The clever, consistently funny script by Nora Ephron maximizes memorable situations and turns them into scenes depicting the human struggle for love and companionship. I think this is one of the best romantic comedies of all time. It somehow avoids common clichés and tropes of the genre, and provides unique characters whom we can easily relate to.
The Lobster is one of the most unique films I've seen. It is set in the imagined near future, where singleness is outlawed. Once one becomes of age or is made single through death or divorce, they are brought to The Hotel. Here they are given 45 days in which they must find a romantic partner or be transformed into an animal of their choosing. A philosophical sci-fi that is similar in tone to Ex Machina. The classic open-ended finale will frustrate some audiences, but I absolutely loved this film.
This was a visual feast. My favorite aspect of the film was that it showed me a wholly unique world I'd never seen before. Art direction, character design, and all of the practical and visual effects were stellar. I was very pleased with the pacing. It was hectic but the moments to breathe were definitely there. Cinematography was really interesting: a LOT of time remapping and some unique night for day shots that helped convey the different world. Color correction was very heavy handed but I think it played into the visual aesthetic. The story was incredibly simple and rather predictable. The themes were repeated multiple times throughout, but I think it worked and I'm not sure much more was needed. The film was tight, with no filler and I very much appreciate that. A pinnacle of the action genre.
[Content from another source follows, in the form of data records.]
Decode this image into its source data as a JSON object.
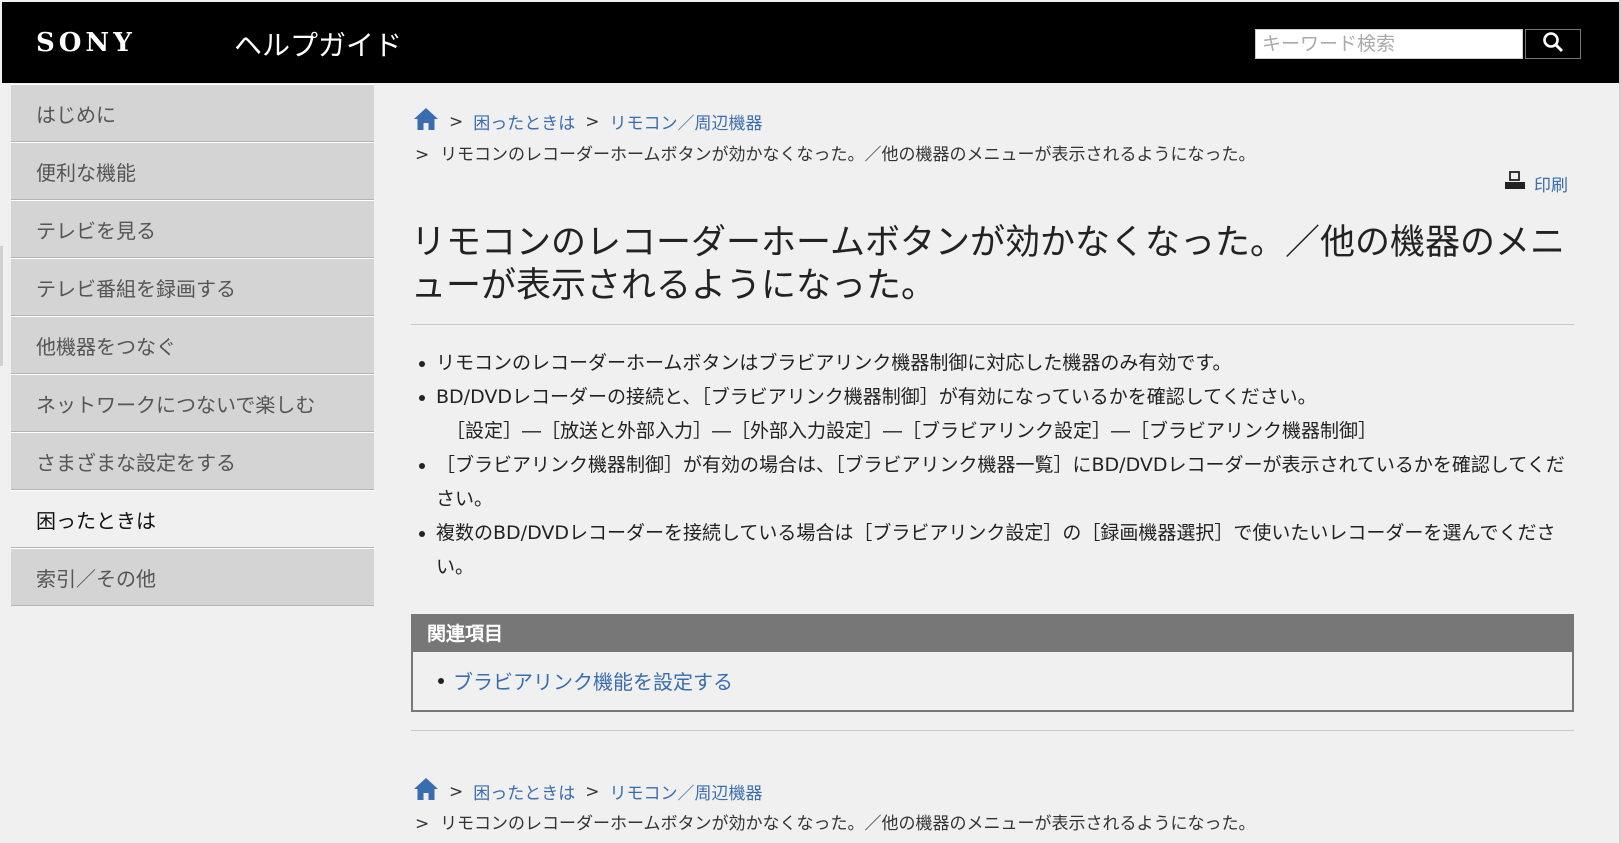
{
  "header": {
    "logo": "SONY",
    "site_title": "ヘルプガイド",
    "search_placeholder": "キーワード検索",
    "search_button": "search-icon"
  },
  "sidebar": {
    "items": [
      {
        "label": "はじめに"
      },
      {
        "label": "便利な機能"
      },
      {
        "label": "テレビを見る"
      },
      {
        "label": "テレビ番組を録画する"
      },
      {
        "label": "他機器をつなぐ"
      },
      {
        "label": "ネットワークにつないで楽しむ"
      },
      {
        "label": "さまざまな設定をする"
      },
      {
        "label": "困ったときは"
      },
      {
        "label": "索引／その他"
      }
    ],
    "active_index": 7
  },
  "breadcrumb": {
    "home_icon": "home-icon",
    "sep": ">",
    "level1": "困ったときは",
    "level2": "リモコン／周辺機器",
    "current": "リモコンのレコーダーホームボタンが効かなくなった。／他の機器のメニューが表示されるようになった。"
  },
  "print": {
    "icon": "printer-icon",
    "label": "印刷"
  },
  "main": {
    "title": "リモコンのレコーダーホームボタンが効かなくなった。／他の機器のメニューが表示されるようになった。",
    "bullets": [
      {
        "text": "リモコンのレコーダーホームボタンはブラビアリンク機器制御に対応した機器のみ有効です。"
      },
      {
        "text": "BD/DVDレコーダーの接続と、［ブラビアリンク機器制御］が有効になっているかを確認してください。",
        "sub": "［設定］―［放送と外部入力］―［外部入力設定］―［ブラビアリンク設定］―［ブラビアリンク機器制御］"
      },
      {
        "text": "［ブラビアリンク機器制御］が有効の場合は、［ブラビアリンク機器一覧］にBD/DVDレコーダーが表示されているかを確認してください。"
      },
      {
        "text": "複数のBD/DVDレコーダーを接続している場合は［ブラビアリンク設定］の［録画機器選択］で使いたいレコーダーを選んでください。"
      }
    ]
  },
  "related": {
    "heading": "関連項目",
    "links": [
      {
        "label": "ブラビアリンク機能を設定する"
      }
    ]
  },
  "colors": {
    "header_bg": "#000000",
    "link": "#3a6db0",
    "sidebar_bg": "#d4d4d4",
    "page_bg": "#f0f0f0",
    "related_head_bg": "#777777"
  }
}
I am a big fan of films that deal with currently relevant topics and present them in both an entertaining and informative manner. The Big Short definitely falls into this category, depicting a small handful of financial outsiders who predicted the economic collapse of the mid 2000s and bet against the big banks who were blinded by greed. The star studded ensemble cast is a highlight, and the humor is refreshing. For such a dismal and anger inducing topic, the film's tone is masterfully balanced between humor and indignation.